Selina Joerg, Dmitry Loginov win gold in snowboard parallel GS at worlds |

Selina Joerg, Dmitry Loginov win gold in snowboard parallel GS at worlds

Ben Ramsey
Park Record
Selina Joerg races in the snowboard parallel giant slalom competition at Park City Mountain on Monday, where the German competitor took first.
Tanzi Propst/The Park Record

PARK CITY, Utah — Selina Joerg now has two of the most prestigious medals in alpine snowboarding. A year after winning an Olympic silver medal in giant slalom in the 2018 Winter Games in Pyeongchang, she added a world championship gold in the same event in Park City.

On Monday, the 31-year-old German defeated Natalia Soboleva of Russia in the final head-to-head giant slalom race on Picabo’s run at Park City Mountain Resort.

Constant snowfall throughout the day under a cloudy sky created tricky conditions for the racers.

Joerg and her fellow competitors raced around the course’s gates in tracks that had formed banked turns in the deepening snow. However, the biggest challenge wasn’t the snow on the ground, but rather the flakes in the air.

“We couldn’t see how the snow really was,” Joerg said. “Over the last day, there came a lot of snow. I think all of us prefer more hard conditions, but today it was a little bit soft. But visibility was the hardest thing.”

She said it was frustrating to see the snow fall after days of bluebird training runs, but it didn’t dampen her excitement to earn a medal, and neither did the exhausting effort of preparing for and winning a medal the season before in the Pyeongchang Olympics.

“It was not hard to refocus,” she said. “When you are once on a podium in a big event, you know how the feeling is, and in some ways you know why you are training so hard, because it’s just an amazing feeling to be on a podium.”

She said hearing the German national anthem play at the base area as she stood with a golden snowflake around her neck was exactly what every athlete hopes to experience.

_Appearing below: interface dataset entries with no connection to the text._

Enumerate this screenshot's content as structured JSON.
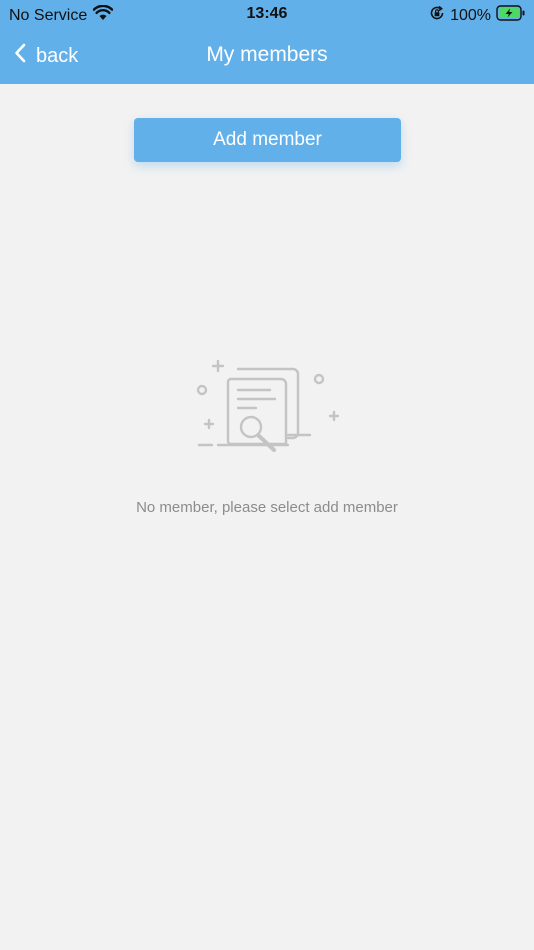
{
  "status_bar": {
    "carrier": "No Service",
    "time": "13:46",
    "battery_percent": "100%",
    "icons": [
      "wifi-icon",
      "orientation-lock-icon",
      "battery-charging-icon"
    ]
  },
  "nav": {
    "back_label": "back",
    "title": "My members",
    "icons": [
      "chevron-left-icon"
    ]
  },
  "main": {
    "add_button_label": "Add member",
    "empty_message": "No member, please select add member",
    "empty_icon": "empty-document-search-icon"
  },
  "colors": {
    "accent": "#62b0ea",
    "background": "#f2f2f2",
    "empty_text": "#8c8c8c",
    "illustration": "#c4c4c4"
  }
}
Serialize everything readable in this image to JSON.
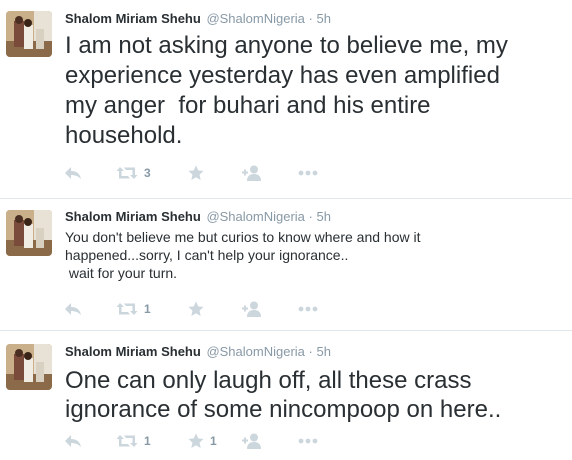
{
  "colors": {
    "icon": "#ccd6dd",
    "meta": "#8899a6",
    "text": "#292f33",
    "divider": "#e1e8ed"
  },
  "icons": {
    "reply": "reply-icon",
    "retweet": "retweet-icon",
    "favorite": "star-icon",
    "follow": "follow-user-icon",
    "more": "more-dots-icon"
  },
  "tweets": [
    {
      "fullname": "Shalom Miriam Shehu",
      "handle": "@ShalomNigeria",
      "separator": "·",
      "time": "5h",
      "lines": [
        "I am not asking anyone to believe me, my",
        "experience yesterday has even amplified",
        "my anger  for buhari and his entire",
        "household."
      ],
      "retweets": "3",
      "favorites": ""
    },
    {
      "fullname": "Shalom Miriam Shehu",
      "handle": "@ShalomNigeria",
      "separator": "·",
      "time": "5h",
      "lines": [
        "You don't believe me but curios to know where and how it",
        "happened...sorry, I can't help your ignorance..",
        " wait for your turn."
      ],
      "retweets": "1",
      "favorites": ""
    },
    {
      "fullname": "Shalom Miriam Shehu",
      "handle": "@ShalomNigeria",
      "separator": "·",
      "time": "5h",
      "lines": [
        "One can only laugh off, all these crass",
        "ignorance of some nincompoop on here.."
      ],
      "retweets": "1",
      "favorites": "1"
    }
  ]
}
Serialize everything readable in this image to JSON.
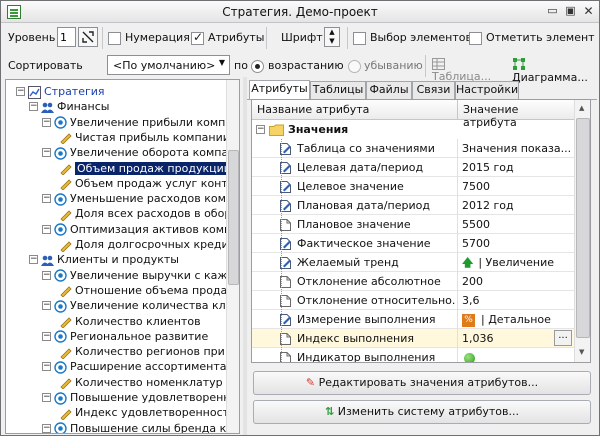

“To stand on top today was amazing,” she said. “It was a hard day but it was not a problem to focus after the Olympics last year.”

Soboleva took silver, followed by Ladina Jenny of Switzerland in third.

The conditions were no better for the men’s competition, in which Dmitry Loginov of Russia took first.

The 19-year-old said it was incredible to move up from the junior level and take a medal at the World Championships.

“I still can’t believe it,” Loginov said through a translator. “It’s like I’m in shock right now. I was planning to win the medal, and it happened, but tomorrow will bring the feeling.”

He defeated Tim Mastnak of Slovenia in a head-to-head race. In third place was Stefan Baumeister of Germany. He defeated Vic Wild of Russia, who had competed in Park City before.

Wild raced for the U.S. national team until it cut funding for alpine snowboarding in 2010. After that, he married Russian snowboarder Alena Zavarzina and started competing for Team Russia, where he has distinguished himself.

In 2014 he won the gold in both slalom and parallel slalom when Russia held the Olympics on home soil in Sochi. For Wild’s success, Russian President Vladimir Putin presented him with the Order for Merit to the Fatherland.

Wild said it was good to be back in Park City, where he briefly lived before moving to Russia.

“I was surprised, actually, to see the town” he said. “The downtown is even more done up for Sundance, so it’s extra nice. But this place is doing well.”

He lives in Moscow now, though he said he prefers to spend his time training outside the city — in Sochi or around Europe.

As for competing in the States after moving to Russia, he said he wasn’t thinking about it much.

“I’m here to do my work,” he said.

Which, he said, is similar to how the snowboarding community regards his switching national teams.

“Obviously, the governments don’t get along very well right now, but I can’t control that,” he said. “It doesn’t really matter to me. … Everybody in snowboarding is like, ‘Dude, you’re the man, well done. A smart move.’”

The Russian team had four competitors in the semifinals.

Wild said the team has only gotten stronger since his success in Sochi.

“I think I kind of created some monsters,” he said jokingly. “I didn’t really know it until pretty recently, but once they saw that — once they saw me win they were like ‘Oh, we can do that, too. Now they believe. We have four very strong riders here and any one of us can win any of these races.”